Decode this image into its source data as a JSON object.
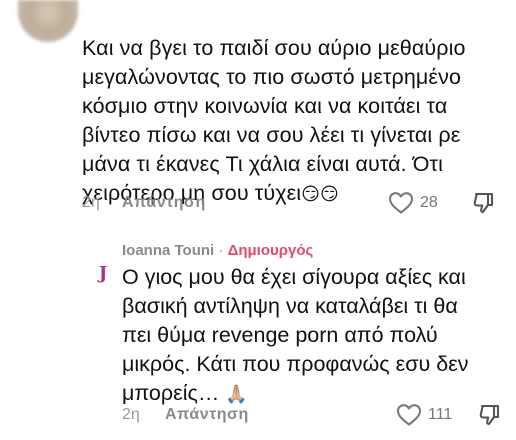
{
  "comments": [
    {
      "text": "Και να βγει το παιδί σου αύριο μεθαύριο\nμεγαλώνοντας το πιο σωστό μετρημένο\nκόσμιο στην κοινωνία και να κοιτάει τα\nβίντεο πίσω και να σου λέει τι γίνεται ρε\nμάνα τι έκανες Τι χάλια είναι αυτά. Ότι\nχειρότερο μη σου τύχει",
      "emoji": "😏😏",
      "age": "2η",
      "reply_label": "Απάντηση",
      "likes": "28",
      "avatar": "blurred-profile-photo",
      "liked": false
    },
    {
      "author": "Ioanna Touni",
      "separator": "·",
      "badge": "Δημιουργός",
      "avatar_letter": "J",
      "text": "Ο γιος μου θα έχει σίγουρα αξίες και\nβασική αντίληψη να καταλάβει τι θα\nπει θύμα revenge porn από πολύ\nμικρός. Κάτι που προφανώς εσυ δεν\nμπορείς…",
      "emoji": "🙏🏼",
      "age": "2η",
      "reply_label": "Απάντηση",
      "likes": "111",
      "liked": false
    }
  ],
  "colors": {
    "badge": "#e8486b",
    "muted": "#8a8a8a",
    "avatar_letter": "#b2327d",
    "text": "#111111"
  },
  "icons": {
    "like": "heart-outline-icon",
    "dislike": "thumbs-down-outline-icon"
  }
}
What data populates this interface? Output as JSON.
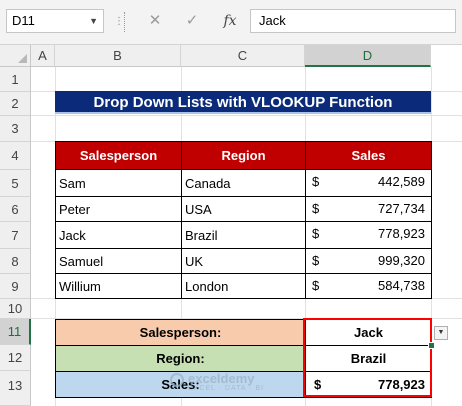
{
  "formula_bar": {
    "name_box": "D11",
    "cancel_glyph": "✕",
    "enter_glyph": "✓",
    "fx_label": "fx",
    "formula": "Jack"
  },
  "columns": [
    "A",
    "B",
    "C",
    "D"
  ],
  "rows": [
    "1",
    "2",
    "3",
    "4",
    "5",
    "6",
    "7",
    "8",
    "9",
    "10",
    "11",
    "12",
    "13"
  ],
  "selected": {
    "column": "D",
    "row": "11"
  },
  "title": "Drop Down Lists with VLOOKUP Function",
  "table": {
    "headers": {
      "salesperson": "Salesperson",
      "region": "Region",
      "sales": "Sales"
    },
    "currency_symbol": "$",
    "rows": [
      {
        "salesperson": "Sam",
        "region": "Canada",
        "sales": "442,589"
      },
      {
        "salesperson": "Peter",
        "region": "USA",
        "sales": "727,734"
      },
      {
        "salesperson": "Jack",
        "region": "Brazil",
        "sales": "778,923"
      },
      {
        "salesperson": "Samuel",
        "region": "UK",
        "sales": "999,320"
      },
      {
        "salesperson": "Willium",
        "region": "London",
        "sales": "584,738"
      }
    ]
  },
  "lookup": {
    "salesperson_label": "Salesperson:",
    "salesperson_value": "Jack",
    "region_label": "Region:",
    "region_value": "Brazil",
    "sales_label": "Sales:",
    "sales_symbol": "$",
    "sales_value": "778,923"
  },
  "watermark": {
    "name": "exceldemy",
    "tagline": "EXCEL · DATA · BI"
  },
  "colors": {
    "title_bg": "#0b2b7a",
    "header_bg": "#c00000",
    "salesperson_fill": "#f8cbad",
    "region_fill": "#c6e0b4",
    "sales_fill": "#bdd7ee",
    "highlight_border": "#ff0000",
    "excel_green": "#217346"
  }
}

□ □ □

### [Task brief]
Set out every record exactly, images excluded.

### [Task answer]
Decode this image into its source data as a JSON object.
{
  "comments": [
    {
      "text": "Και να βγει το παιδί σου αύριο μεθαύριο\nμεγαλώνοντας το πιο σωστό μετρημένο\nκόσμιο στην κοινωνία και να κοιτάει τα\nβίντεο πίσω και να σου λέει τι γίνεται ρε\nμάνα τι έκανες Τι χάλια είναι αυτά. Ότι\nχειρότερο μη σου τύχει",
      "emoji": "😏😏",
      "age": "2η",
      "reply_label": "Απάντηση",
      "likes": "28",
      "avatar": "blurred-profile-photo",
      "liked": false
    },
    {
      "author": "Ioanna Touni",
      "separator": "·",
      "badge": "Δημιουργός",
      "avatar_letter": "J",
      "text": "Ο γιος μου θα έχει σίγουρα αξίες και\nβασική αντίληψη να καταλάβει τι θα\nπει θύμα revenge porn από πολύ\nμικρός. Κάτι που προφανώς εσυ δεν\nμπορείς…",
      "emoji": "🙏🏼",
      "age": "2η",
      "reply_label": "Απάντηση",
      "likes": "111",
      "liked": false
    }
  ],
  "colors": {
    "badge": "#e8486b",
    "muted": "#8a8a8a",
    "avatar_letter": "#b2327d",
    "text": "#111111"
  },
  "icons": {
    "like": "heart-outline-icon",
    "dislike": "thumbs-down-outline-icon"
  }
}
What data populates this interface? Output as JSON.
{
  "formula_bar": {
    "name_box": "D11",
    "cancel_glyph": "✕",
    "enter_glyph": "✓",
    "fx_label": "fx",
    "formula": "Jack"
  },
  "columns": [
    "A",
    "B",
    "C",
    "D"
  ],
  "rows": [
    "1",
    "2",
    "3",
    "4",
    "5",
    "6",
    "7",
    "8",
    "9",
    "10",
    "11",
    "12",
    "13"
  ],
  "selected": {
    "column": "D",
    "row": "11"
  },
  "title": "Drop Down Lists with VLOOKUP Function",
  "table": {
    "headers": {
      "salesperson": "Salesperson",
      "region": "Region",
      "sales": "Sales"
    },
    "currency_symbol": "$",
    "rows": [
      {
        "salesperson": "Sam",
        "region": "Canada",
        "sales": "442,589"
      },
      {
        "salesperson": "Peter",
        "region": "USA",
        "sales": "727,734"
      },
      {
        "salesperson": "Jack",
        "region": "Brazil",
        "sales": "778,923"
      },
      {
        "salesperson": "Samuel",
        "region": "UK",
        "sales": "999,320"
      },
      {
        "salesperson": "Willium",
        "region": "London",
        "sales": "584,738"
      }
    ]
  },
  "lookup": {
    "salesperson_label": "Salesperson:",
    "salesperson_value": "Jack",
    "region_label": "Region:",
    "region_value": "Brazil",
    "sales_label": "Sales:",
    "sales_symbol": "$",
    "sales_value": "778,923"
  },
  "watermark": {
    "name": "exceldemy",
    "tagline": "EXCEL · DATA · BI"
  },
  "colors": {
    "title_bg": "#0b2b7a",
    "header_bg": "#c00000",
    "salesperson_fill": "#f8cbad",
    "region_fill": "#c6e0b4",
    "sales_fill": "#bdd7ee",
    "highlight_border": "#ff0000",
    "excel_green": "#217346"
  }
}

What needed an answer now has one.